Little precision: making a difference between “aboriginal” and “australian” is definitely a mistake. If, until the 70s, aboriginal were not seen as human (they were protected by the ministry for fauna and the flora), they are now seen are australian citizen. Maybe I should say “6 aboriginal and 4 white men”. But once again, it won’t be exactly true.

Uluru is in the middle of Australia. Straight in the middle. Uluru is red. Uluru is often seen as australian spiritual heart. I easily understand why. There’s something you can feel around the rock. Something spiritual. Of course, you’ll feel it only if you want to feel it. It’s totally possible to work around the rock, and just see a giant red thing, quite impressive, with hips of strange shape. I wanted to see more. I wanted to see more than just a rock. I closed my eyes. I touched it. I felled it. There’s something more, and it’s really easy to feel it. My flute, of course, was really happy to share sometime with the rock.

The day ended with what seems to be a must do. Sunset on Uluru. Cassie warned us. Other tours, who are way more expensive, give a glass of wine to there traveler. So she invited us to by her own bottle to celebrate the sunset. Celebrate, really? With a little bit more than 10 cars gathered, almost 500 tourists on a parking… with table, everywhere. And tourists, drinking sparkling wine in fancy glasses… I tried to do a time lapse, with some difficulty. The result is not that good. If the rock changes color, it’s not as impressive as I though.

I remember… a few days ago. Almost the same number of people, climbing a hill, for an other sunset. Being happy, and screaming when the sun finally disappear. Here, people seems to try to be as stupid as they can while taking picture. They don’t mind about the sunset. They just want to have a photo for there Facebook page. I find it very sad. But can’t change anything about it…

Sun away, diner eaten, we go bak to the campground for the night. There’s a big bonfire waiting for us. I take my flute and my didge. Play the first. Play the second. And went away from the light, taking a few picts of the stars. The rock, of course, is there…

2 Responses to “Uluru, the big red rock

  1. May 19th, 2012 at 10:05 am
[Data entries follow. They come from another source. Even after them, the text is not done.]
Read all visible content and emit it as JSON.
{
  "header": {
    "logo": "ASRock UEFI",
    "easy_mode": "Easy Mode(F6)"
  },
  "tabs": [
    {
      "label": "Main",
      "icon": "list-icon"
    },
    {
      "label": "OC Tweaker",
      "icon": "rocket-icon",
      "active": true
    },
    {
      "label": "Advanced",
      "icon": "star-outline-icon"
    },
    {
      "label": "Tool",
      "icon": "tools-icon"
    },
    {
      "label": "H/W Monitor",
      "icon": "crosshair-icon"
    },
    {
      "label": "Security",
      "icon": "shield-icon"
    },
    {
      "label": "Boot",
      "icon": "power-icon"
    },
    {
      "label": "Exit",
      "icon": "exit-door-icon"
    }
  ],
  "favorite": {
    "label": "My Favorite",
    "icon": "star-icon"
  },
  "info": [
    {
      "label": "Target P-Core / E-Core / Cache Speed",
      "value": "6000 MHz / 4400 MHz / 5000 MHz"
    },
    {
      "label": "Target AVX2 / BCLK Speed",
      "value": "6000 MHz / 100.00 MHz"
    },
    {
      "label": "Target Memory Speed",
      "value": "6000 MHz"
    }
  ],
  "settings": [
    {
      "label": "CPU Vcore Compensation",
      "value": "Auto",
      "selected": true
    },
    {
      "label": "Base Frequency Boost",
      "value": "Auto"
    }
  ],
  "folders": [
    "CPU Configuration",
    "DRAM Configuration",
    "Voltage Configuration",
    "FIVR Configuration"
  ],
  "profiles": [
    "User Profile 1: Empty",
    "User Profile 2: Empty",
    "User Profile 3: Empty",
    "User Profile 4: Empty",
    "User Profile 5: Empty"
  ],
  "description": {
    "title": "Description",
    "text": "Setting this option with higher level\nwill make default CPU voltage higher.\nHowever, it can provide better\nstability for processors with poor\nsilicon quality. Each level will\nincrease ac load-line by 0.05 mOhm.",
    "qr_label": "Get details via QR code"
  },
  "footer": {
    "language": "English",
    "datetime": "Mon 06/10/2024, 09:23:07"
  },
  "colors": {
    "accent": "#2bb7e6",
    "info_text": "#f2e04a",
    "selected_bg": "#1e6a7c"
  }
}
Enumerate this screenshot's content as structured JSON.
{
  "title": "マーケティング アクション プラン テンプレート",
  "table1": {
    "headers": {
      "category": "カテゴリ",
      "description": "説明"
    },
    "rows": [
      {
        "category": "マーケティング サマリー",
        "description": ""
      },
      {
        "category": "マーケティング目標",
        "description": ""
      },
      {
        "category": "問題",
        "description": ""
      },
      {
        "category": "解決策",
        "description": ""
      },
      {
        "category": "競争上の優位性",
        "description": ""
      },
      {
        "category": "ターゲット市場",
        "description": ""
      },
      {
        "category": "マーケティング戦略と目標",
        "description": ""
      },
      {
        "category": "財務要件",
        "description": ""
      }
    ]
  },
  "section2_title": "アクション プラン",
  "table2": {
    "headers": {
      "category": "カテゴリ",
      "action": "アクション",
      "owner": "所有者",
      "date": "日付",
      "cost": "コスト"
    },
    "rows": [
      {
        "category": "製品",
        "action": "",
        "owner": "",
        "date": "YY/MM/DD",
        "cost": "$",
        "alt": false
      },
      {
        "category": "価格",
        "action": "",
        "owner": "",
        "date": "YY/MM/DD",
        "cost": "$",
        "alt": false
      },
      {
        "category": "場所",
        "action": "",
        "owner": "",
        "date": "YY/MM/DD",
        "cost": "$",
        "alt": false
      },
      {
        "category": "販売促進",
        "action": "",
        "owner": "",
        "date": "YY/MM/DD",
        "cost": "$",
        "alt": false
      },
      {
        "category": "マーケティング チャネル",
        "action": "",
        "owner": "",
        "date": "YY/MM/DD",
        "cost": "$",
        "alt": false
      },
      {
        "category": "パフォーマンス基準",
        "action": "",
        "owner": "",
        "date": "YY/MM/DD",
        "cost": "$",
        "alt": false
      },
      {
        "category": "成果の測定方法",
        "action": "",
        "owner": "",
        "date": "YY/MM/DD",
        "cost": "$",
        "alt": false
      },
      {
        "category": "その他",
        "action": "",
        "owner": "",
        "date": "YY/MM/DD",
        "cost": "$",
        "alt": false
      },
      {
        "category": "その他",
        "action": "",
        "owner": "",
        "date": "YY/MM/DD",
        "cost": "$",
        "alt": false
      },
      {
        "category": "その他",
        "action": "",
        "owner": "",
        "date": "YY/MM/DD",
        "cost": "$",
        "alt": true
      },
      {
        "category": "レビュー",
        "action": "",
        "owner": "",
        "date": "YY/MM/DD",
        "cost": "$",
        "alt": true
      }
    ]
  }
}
    alex says:

    un petit tour et me revoilà, tu as fait du chemin, j’ai de la lecture en vue 🙂

  2. May 19th, 2012 at 11:08 am

    Sébastien Chion says:

    Welcome back 🙂